▶ Your assignment:
Please retype the data in full, exactly as given.

****************************************

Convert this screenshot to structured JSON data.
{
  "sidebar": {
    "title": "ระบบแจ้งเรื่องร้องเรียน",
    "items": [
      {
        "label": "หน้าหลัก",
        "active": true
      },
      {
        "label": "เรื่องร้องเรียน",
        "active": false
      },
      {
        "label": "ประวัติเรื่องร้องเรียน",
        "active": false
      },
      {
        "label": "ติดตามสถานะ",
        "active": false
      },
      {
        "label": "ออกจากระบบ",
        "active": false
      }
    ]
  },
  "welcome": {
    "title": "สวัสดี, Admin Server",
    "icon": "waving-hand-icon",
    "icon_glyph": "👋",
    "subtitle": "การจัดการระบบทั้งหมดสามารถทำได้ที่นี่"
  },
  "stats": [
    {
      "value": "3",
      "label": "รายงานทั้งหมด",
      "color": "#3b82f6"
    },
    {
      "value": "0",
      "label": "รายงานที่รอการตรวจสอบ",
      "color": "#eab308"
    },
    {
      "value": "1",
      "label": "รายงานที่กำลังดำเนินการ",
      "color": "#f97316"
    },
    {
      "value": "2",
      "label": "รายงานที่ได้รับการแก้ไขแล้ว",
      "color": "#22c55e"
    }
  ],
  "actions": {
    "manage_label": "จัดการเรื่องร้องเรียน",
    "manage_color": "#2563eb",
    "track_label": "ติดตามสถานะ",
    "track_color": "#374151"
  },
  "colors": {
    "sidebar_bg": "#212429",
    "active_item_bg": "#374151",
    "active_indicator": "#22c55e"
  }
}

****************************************

▶ Task result:
Convert this screenshot to structured JSON data.
{
  "sidebar": {
    "title": "ระบบแจ้งเรื่องร้องเรียน",
    "items": [
      {
        "label": "หน้าหลัก",
        "active": true
      },
      {
        "label": "เรื่องร้องเรียน",
        "active": false
      },
      {
        "label": "ประวัติเรื่องร้องเรียน",
        "active": false
      },
      {
        "label": "ติดตามสถานะ",
        "active": false
      },
      {
        "label": "ออกจากระบบ",
        "active": false
      }
    ]
  },
  "welcome": {
    "title": "สวัสดี, Admin Server",
    "icon": "waving-hand-icon",
    "icon_glyph": "👋",
    "subtitle": "การจัดการระบบทั้งหมดสามารถทำได้ที่นี่"
  },
  "stats": [
    {
      "value": "3",
      "label": "รายงานทั้งหมด",
      "color": "#3b82f6"
    },
    {
      "value": "0",
      "label": "รายงานที่รอการตรวจสอบ",
      "color": "#eab308"
    },
    {
      "value": "1",
      "label": "รายงานที่กำลังดำเนินการ",
      "color": "#f97316"
    },
    {
      "value": "2",
      "label": "รายงานที่ได้รับการแก้ไขแล้ว",
      "color": "#22c55e"
    }
  ],
  "actions": {
    "manage_label": "จัดการเรื่องร้องเรียน",
    "manage_color": "#2563eb",
    "track_label": "ติดตามสถานะ",
    "track_color": "#374151"
  },
  "colors": {
    "sidebar_bg": "#212429",
    "active_item_bg": "#374151",
    "active_indicator": "#22c55e"
  }
}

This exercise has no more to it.